US6904779May 9, 2003Jun 14, 2005Thomas E. HickokMethod of manufacturing a heat exchanger tube with parallel fins
US7178361Aug 11, 2005Feb 20, 2007Wolverine Tube, Inc.Heat transfer tubes, including methods of fabrication and use thereof
US7254964 *Jun 10, 2005Aug 14, 2007Wolverine Tube, Inc.Heat transfer tubes, including methods of fabrication and use thereof
US8875780Aug 27, 2010Nov 4, 2014Rigidized Metals CorporationMethods of forming enhanced-surface walls for use in apparatae for performing a process, enhanced-surface walls, and apparatae incorporating same

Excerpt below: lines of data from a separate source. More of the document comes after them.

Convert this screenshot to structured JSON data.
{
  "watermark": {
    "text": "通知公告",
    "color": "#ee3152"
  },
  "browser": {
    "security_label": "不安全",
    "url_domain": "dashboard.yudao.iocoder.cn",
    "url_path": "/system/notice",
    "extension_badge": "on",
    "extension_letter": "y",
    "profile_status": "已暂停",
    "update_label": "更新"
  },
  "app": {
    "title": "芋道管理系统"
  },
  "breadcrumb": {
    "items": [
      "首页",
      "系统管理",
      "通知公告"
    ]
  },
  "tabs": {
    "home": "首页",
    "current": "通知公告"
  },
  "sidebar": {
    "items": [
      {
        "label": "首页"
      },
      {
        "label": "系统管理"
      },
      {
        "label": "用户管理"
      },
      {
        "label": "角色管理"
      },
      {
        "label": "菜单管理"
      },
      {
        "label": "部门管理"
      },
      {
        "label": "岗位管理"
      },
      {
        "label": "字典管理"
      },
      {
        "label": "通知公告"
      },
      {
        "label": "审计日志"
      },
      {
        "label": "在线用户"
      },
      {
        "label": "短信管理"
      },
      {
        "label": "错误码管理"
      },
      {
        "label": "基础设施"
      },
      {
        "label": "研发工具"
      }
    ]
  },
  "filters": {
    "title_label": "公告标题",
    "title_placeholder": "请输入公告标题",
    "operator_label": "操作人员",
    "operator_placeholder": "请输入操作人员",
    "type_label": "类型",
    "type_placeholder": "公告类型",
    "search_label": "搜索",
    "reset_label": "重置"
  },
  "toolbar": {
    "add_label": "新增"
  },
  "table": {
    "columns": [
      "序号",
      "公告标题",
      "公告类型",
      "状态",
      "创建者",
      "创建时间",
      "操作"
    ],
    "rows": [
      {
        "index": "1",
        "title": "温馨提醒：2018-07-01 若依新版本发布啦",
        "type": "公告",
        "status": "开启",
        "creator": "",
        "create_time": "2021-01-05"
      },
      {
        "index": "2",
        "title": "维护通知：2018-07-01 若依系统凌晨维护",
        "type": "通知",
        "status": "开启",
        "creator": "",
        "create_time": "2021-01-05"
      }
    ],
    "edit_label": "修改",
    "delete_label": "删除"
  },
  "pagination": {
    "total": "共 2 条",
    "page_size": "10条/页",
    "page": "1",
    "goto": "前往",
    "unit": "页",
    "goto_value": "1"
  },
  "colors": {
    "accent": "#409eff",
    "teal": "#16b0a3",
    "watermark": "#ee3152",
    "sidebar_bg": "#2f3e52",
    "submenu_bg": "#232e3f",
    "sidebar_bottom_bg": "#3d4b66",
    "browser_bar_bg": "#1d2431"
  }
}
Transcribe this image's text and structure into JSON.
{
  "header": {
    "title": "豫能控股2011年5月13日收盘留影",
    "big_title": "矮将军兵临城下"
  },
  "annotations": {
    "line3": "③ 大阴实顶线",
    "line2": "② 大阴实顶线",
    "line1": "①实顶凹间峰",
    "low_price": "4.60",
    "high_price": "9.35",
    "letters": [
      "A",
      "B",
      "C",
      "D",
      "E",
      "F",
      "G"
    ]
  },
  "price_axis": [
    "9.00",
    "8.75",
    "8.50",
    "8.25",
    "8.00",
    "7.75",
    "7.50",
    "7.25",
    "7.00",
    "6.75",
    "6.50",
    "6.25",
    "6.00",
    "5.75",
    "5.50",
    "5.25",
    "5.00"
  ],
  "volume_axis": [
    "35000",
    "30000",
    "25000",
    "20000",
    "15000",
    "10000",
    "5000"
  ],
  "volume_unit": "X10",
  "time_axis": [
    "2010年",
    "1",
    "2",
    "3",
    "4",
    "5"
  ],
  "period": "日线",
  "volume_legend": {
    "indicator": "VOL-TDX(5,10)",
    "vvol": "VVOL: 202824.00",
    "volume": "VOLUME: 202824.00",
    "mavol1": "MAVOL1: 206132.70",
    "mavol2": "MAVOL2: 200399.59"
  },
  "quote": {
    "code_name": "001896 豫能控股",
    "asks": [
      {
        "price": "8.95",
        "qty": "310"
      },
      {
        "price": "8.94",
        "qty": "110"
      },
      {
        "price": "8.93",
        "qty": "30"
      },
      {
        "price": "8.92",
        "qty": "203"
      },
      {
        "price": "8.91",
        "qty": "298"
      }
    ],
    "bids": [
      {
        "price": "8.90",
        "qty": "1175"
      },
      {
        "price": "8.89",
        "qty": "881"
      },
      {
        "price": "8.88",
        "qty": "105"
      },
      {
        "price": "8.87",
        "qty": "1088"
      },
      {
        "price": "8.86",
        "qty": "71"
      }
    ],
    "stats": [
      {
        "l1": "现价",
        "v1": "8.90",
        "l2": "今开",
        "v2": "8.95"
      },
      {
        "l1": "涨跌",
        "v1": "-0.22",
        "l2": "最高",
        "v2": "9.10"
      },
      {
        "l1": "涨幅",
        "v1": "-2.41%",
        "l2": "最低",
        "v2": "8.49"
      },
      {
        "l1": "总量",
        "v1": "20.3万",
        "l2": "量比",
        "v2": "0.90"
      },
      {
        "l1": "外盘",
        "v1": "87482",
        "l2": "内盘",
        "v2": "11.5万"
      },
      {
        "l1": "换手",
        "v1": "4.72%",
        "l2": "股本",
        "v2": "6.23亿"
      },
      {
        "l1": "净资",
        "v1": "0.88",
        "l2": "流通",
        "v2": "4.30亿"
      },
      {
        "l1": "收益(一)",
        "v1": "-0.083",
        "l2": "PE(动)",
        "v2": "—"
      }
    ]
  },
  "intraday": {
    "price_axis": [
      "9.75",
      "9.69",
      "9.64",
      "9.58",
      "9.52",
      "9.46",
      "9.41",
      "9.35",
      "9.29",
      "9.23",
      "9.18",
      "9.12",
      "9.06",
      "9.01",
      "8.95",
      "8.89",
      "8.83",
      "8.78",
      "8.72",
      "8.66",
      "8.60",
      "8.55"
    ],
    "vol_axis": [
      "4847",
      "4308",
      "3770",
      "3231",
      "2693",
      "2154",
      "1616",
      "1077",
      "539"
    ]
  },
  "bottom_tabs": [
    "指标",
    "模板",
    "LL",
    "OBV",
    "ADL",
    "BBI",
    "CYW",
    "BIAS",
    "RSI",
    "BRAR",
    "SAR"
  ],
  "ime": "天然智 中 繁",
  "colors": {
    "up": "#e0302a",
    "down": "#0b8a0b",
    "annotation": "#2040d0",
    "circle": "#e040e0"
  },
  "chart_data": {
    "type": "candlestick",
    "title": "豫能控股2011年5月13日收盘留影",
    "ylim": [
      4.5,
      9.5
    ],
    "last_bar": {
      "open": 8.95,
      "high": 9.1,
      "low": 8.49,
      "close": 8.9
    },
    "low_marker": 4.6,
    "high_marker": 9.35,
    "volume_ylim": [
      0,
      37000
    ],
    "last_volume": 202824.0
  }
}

CN101530931BFeb 10, 2009Apr 20, 2011郑文春Method for fabricating microgrooves as wick structures in heat pipes
Classifications
U.S. Classification29/890.048, 29/890.05
International ClassificationF28F1/42, B21C37/20
Cooperative ClassificationF28F1/42, Y10T29/49385, B21C37/207, F28F1/422, Y10T29/49382
European ClassificationF28F1/42B, B21C37/20D, F28F1/42
Legal Events
DateCodeEventDescription
Feb 4, 1997REMIMaintenance fee reminder mailed
Jun 29, 1997LAPSLapse for failure to pay maintenance fees
Sep 9, 1997FPExpired due to failure to pay maintenance fee
Effective date: 19970702